A still from the documentary "Gunda" directed by Victor Kossakovsky.

A still from the documentary “Gunda” directed by Victor Kossakovsky.

(Neon)

Then you don’t see them as a personality,” the director said of his subjects. “You just see the beautiful postcard. When we took out the color, we immediately saw personality. You immediately pay attention to their eyes. Eyes become the most important part of the body and the most important part of the frame.”
Kossakovsky, who was born in St. Petersburg, Russia, in 1961, when it was still called Leningrad, and now lives in Berlin, has long been celebrated as a visionary by critics, festival programmers and fellow filmmakers. His 1992 film “The Belovs,” also set on a farm, captures with vivid engagement the emotional arcs of a rural family in northwestern Russia, and helped generate a cult following.
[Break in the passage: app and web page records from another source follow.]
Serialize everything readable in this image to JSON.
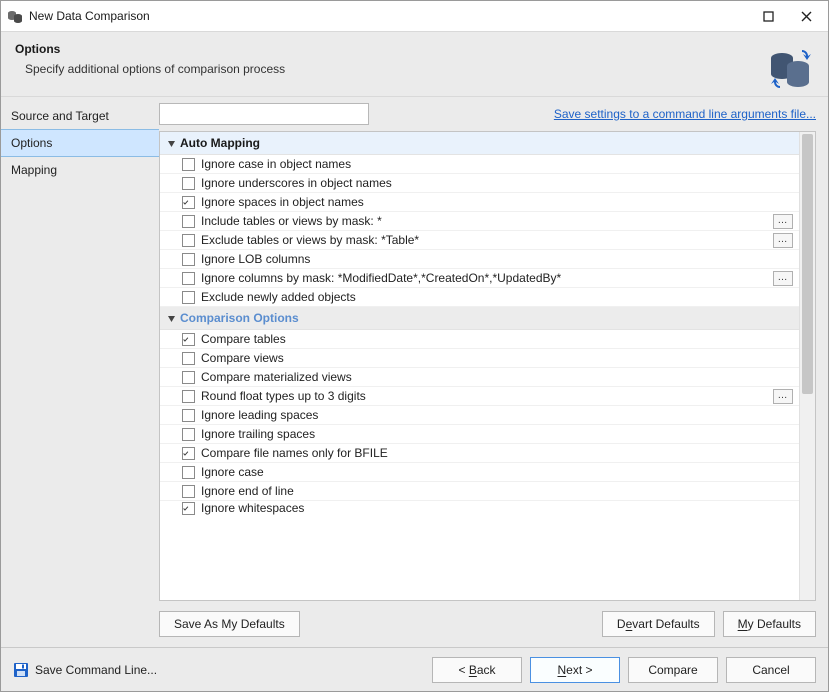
{
  "window": {
    "title": "New Data Comparison"
  },
  "header": {
    "title": "Options",
    "subtitle": "Specify additional options of comparison process"
  },
  "leftnav": {
    "items": [
      {
        "id": "source",
        "label": "Source and Target",
        "selected": false
      },
      {
        "id": "options",
        "label": "Options",
        "selected": true
      },
      {
        "id": "mapping",
        "label": "Mapping",
        "selected": false
      }
    ]
  },
  "toprow": {
    "filter_value": "",
    "filter_placeholder": "",
    "save_link": "Save settings to a command line arguments file..."
  },
  "groups": {
    "auto_mapping": {
      "title": "Auto Mapping",
      "rows": [
        {
          "id": "ign-case-obj",
          "label": "Ignore case in object names",
          "checked": false,
          "dots": false
        },
        {
          "id": "ign-under-obj",
          "label": "Ignore underscores in object names",
          "checked": false,
          "dots": false
        },
        {
          "id": "ign-space-obj",
          "label": "Ignore spaces in object names",
          "checked": true,
          "dots": false
        },
        {
          "id": "include-mask",
          "label": "Include tables or views by mask: *",
          "checked": false,
          "dots": true
        },
        {
          "id": "exclude-mask",
          "label": "Exclude tables or views by mask: *Table*",
          "checked": false,
          "dots": true
        },
        {
          "id": "ign-lob",
          "label": "Ignore LOB columns",
          "checked": false,
          "dots": false
        },
        {
          "id": "ign-cols-mask",
          "label": "Ignore columns by mask: *ModifiedDate*,*CreatedOn*,*UpdatedBy*",
          "checked": false,
          "dots": true
        },
        {
          "id": "excl-new",
          "label": "Exclude newly added objects",
          "checked": false,
          "dots": false
        }
      ]
    },
    "comparison": {
      "title": "Comparison Options",
      "rows": [
        {
          "id": "cmp-tables",
          "label": "Compare tables",
          "checked": true,
          "dots": false
        },
        {
          "id": "cmp-views",
          "label": "Compare views",
          "checked": false,
          "dots": false
        },
        {
          "id": "cmp-mviews",
          "label": "Compare materialized views",
          "checked": false,
          "dots": false
        },
        {
          "id": "round-float",
          "label": "Round float types up to 3 digits",
          "checked": false,
          "dots": true
        },
        {
          "id": "ign-lead-sp",
          "label": "Ignore leading spaces",
          "checked": false,
          "dots": false
        },
        {
          "id": "ign-trail-sp",
          "label": "Ignore trailing spaces",
          "checked": false,
          "dots": false
        },
        {
          "id": "cmp-bfile",
          "label": "Compare file names only for BFILE",
          "checked": true,
          "dots": false
        },
        {
          "id": "ign-case",
          "label": "Ignore case",
          "checked": false,
          "dots": false
        },
        {
          "id": "ign-eol",
          "label": "Ignore end of line",
          "checked": false,
          "dots": false
        }
      ],
      "cutoff_row": {
        "id": "ign-ws",
        "label": "Ignore whitespaces",
        "checked": true
      }
    }
  },
  "under_buttons": {
    "save_defaults": "Save As My Defaults",
    "devart_defaults_pre": "D",
    "devart_defaults_u": "e",
    "devart_defaults_post": "vart Defaults",
    "my_defaults_u": "M",
    "my_defaults_post": "y Defaults"
  },
  "bottom": {
    "save_cmd": "Save Command Line...",
    "back_pre": "< ",
    "back_u": "B",
    "back_post": "ack",
    "next_u": "N",
    "next_post": "ext >",
    "compare": "Compare",
    "cancel": "Cancel"
  }
}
“It’s still a reference for us now,” said Bill Ross, who with brother Turner cited its influence on their 2020 Sundance favorite “Bloody Nose, Empty Pockets.” “He’s using whatever means he has to accomplish his vision. Whatever it takes to paint the picture he wants to make.” Turner Ross also noted what appears to be an abiding trait of Kossakovsky’s work. “He seemed not only so aware of the language of the cinema he was making but of being present for the humanity he was privy to …. He is watching acutely the mystery and magic of a very simple life.”
Although “Gunda” offers a compelling window into the consciousness of farm animals, it does so in service to the director’s overarching aesthetic goal, something that has driven his entire career.

A still from the documentary "Gunda" directed by Victor Kossakovsky.

A still from the documentary “Gunda” directed by Victor Kossakovsky.

(Neon)

“It’s still difficult to convince people that the documentary is art and not journalism,” Kossakovsky said. “I have to break this wall.”

He points to American originals who pioneered his path, like Robert Flaherty (“Nanook of the North”) and Godfrey Reggio (the Qatsi trilogy). “You had Flaherty, people. Don’t forget. You have Reggio. Don’t forget. For most of the people, even for academy members, even for critics in the U.S., content is still more important than form in the cinema language. OK. OK. It means I am fighting against the world so far. But I will make it.”